I don't think that the current state of affairs (Biblical myth being passed off as authentic history) should be allowed to continue, but certainly, a wide ranging education in a variety of religious sources could only bring about a more informed and less dogmatic generation of schoolchildren. No one is asking children to believe on the ridiculous catalogue of bunkum that makes up religion, but certainly an understanding of biblical texts (for allegorical purposes) would serve to benefit anyone wishing to read the great literary classics.

As a side note, without the background of early, intolerant Christianity, the world might never of heard of Prophyry or Celsus, my two favourite classical writers.

Mon, 14 Apr 2008 12:24:00 UTC | #152870

Go to: 'Expelled' ripped off Harvard's 'Inner Life of the Cell' animation

Chris Jackson's Avatar Jump to comment 36 by Chris Jackson

From what I remember of A-level Biology, the chances of these two videos being similar by merit of coincidence alone is about as unlikely as an invisible sky-man creating the Universe. A Eukaryotic cell is a tangled mess of interacting systems and structural components that make the clear observation of a single system (such as vesicle transportation along structural proteins) impossible.
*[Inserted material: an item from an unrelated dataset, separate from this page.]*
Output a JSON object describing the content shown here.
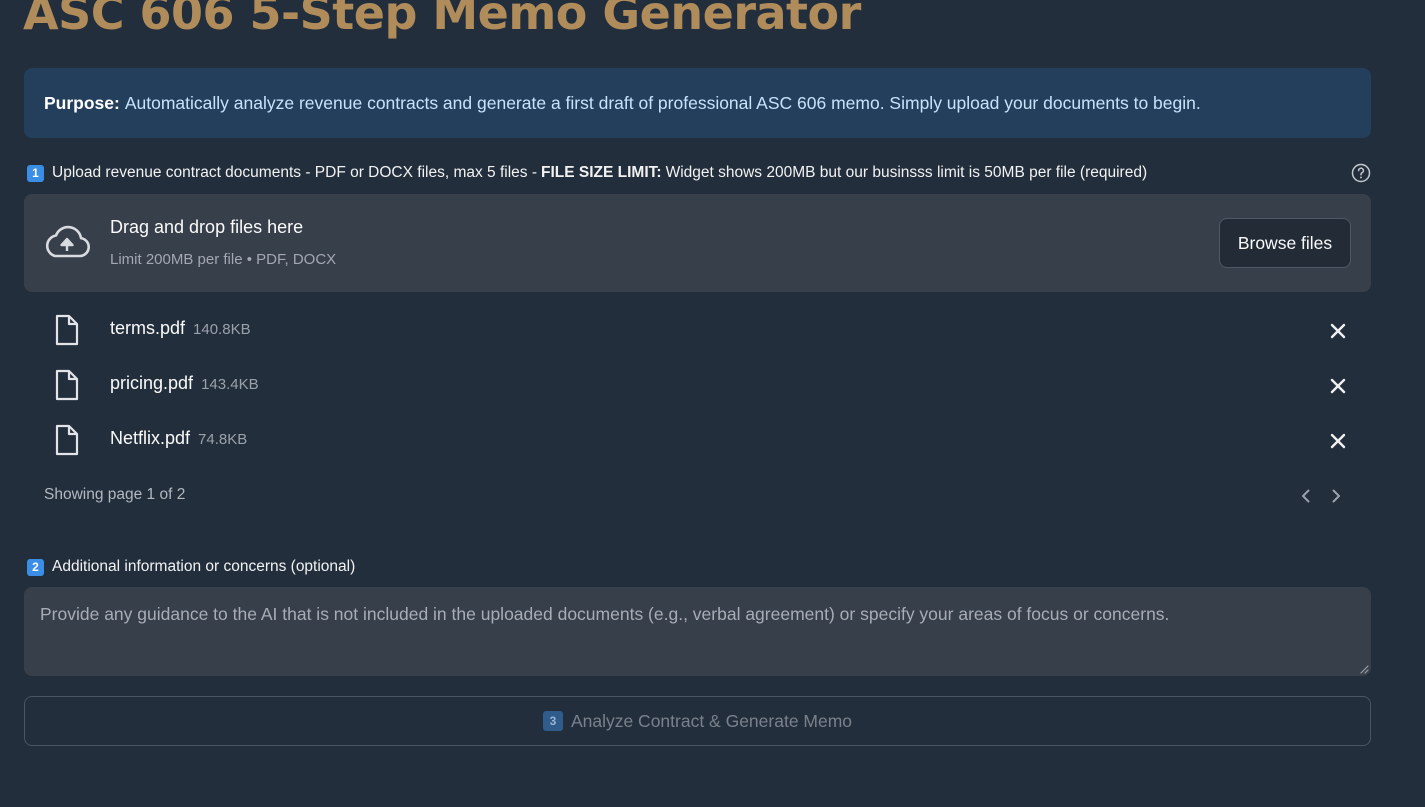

The claim that the two animations were made by separate teams becomes all the more improbable when the level of Scientific knowledge displayed by the IDiot camp are considered. Anyone who feels the need to refer to Biological processes in terms of Divine control, and who presents a system of Protein Synthesis without including Ribosomes clearly lacks the ability to create such an animation. Whilst some aspects of the animation are divergent (colour of the vesicle, camera angles used, image quality etc.) there is a level of similarity at work here far beyond mere inspiration.

Fri, 11 Apr 2008 13:23:00 UTC | #151265